Twinsburg company makes sensors to detect bridge problems

STREETSBORO, Ohio-- The discovery of buckled and twisted metal pillars underneath the Lake Rockwell Bridge on state Route 14 has left the bridge closed while the state works to replace it.

The damage was discovered Monday by contractors working on a completely different project nearby.

The cause of the damage to the 31-year-old span is still unclear.  It is believed that the damage happened only recently.

The bridge was inspected in April and a photograph released by ODOT appears to show no problems with the bridge in mid-July.

ODOT said had its inspectors detected any structural problems in April, they would have not taken the risk of leaving the bridge open.

With the nation's aging infrastructure, a local company is working to get innovative, fiber optic sensors on bridges across the country. Those sensors are capable of detecting problems in their early stages.

Cleveland Electric Laboratories, headquartered in Twinsburg, has been working for the past 11 years to create an arsenal of tools that can be placed in strategic places on bridges and will warn of potentially hazardous changes.

"We realized about 11 years ago that being a sensor company and dealing with fiber optic, and the intensity of that particular measuring device that we could apply those to some of these cracks and vibration and stress portion of bridges, and give very accurate information," said company president Jack Lieske.

The company already has its sensors on some very high-profile projects.

"We just did the St. Simons entrance bridge, the Mackay Bridge in Georgia.
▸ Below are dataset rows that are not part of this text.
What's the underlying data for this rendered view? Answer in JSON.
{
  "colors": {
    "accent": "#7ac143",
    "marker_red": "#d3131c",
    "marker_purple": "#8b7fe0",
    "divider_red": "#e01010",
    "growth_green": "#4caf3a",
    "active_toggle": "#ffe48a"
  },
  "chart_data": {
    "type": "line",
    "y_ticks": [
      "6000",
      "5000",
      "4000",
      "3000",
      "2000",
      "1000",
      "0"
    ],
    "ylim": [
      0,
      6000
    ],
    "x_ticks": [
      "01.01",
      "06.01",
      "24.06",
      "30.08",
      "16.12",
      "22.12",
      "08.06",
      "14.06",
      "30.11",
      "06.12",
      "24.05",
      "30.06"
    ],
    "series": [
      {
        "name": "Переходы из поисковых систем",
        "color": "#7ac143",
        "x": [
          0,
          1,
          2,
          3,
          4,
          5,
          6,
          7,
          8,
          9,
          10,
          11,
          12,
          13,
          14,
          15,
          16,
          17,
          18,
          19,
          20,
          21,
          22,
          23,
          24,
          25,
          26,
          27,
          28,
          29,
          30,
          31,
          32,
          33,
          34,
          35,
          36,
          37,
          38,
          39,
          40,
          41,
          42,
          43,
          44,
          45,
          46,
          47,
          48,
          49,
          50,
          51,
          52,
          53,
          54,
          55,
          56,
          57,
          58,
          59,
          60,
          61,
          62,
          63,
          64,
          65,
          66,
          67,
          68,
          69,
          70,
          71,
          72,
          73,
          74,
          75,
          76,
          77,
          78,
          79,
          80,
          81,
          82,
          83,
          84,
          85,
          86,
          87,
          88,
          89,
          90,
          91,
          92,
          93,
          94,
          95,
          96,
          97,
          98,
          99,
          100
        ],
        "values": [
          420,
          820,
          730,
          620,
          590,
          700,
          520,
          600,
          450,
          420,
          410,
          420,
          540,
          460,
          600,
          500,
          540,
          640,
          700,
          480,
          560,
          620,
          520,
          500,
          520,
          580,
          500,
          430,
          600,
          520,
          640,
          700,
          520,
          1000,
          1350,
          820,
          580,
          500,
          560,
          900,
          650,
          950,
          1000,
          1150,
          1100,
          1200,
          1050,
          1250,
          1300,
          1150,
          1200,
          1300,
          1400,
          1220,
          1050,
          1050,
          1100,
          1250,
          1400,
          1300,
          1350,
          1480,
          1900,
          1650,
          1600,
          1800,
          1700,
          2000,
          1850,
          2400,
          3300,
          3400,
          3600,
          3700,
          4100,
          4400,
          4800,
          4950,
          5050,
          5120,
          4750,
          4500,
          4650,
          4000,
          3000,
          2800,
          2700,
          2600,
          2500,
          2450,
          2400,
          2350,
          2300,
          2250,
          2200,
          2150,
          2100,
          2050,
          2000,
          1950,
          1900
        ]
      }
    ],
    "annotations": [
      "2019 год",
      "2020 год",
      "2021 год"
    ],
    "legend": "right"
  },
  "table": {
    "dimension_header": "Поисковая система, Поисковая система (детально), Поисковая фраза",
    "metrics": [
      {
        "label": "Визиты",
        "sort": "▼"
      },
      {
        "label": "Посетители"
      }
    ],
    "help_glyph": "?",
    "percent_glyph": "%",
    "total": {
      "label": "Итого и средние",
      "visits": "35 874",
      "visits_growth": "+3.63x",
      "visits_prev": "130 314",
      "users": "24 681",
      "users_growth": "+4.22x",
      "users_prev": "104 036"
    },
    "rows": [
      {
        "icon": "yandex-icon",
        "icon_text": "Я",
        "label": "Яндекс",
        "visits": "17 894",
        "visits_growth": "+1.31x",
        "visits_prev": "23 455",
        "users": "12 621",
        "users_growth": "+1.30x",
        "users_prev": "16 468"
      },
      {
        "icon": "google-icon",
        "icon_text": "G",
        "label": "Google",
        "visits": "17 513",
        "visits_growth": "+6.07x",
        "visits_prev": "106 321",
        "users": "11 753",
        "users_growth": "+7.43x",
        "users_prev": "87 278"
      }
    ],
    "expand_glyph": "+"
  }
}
It was entirely crack sensors. We are doing the Brooklyn Bridge in New York, where we start at one end in New York and we end up in Brooklyn, and we are measuring structural and crack sensitivities," Lieske said.

The sensors can alert engineers to potentially dangerous changes in the bridges, even underwater.

"Engineers can set the limits they want on the bridge so they have their warning limits they know because they designed the bridge, they monitor the bridge, they know where those limits are at. So when they set those limits, then we have alarms that can go off and if it goes past their limits," Alan Seymour said.

"With the one of bridges we were on a barge hit it and immediately they got alerted. Cameras flashed to it so they knew exactly what happened. So the bridge, instead of being shut down for a whole day, was only shut down for like three hours because they had all the information from our sensors right away to see it was still structurally sound," Seymour said.

The company said it has been working hard to get the attention of officials in Ohio, but said progress here has been slow.

Cost is a consideration. But on its biggest projects, the company said the price of its monitoring system amounts to only about 1 percent of the total cost of the bridge.

"The goal is to get the notification faster," Seymour said.

"That's part of the payback I think that happens when knowing ahead of time you can fix the small repairs. Instead of doing a great big thing faster so it's better for the community, better for safety, it's better for business for me all the way around," he said.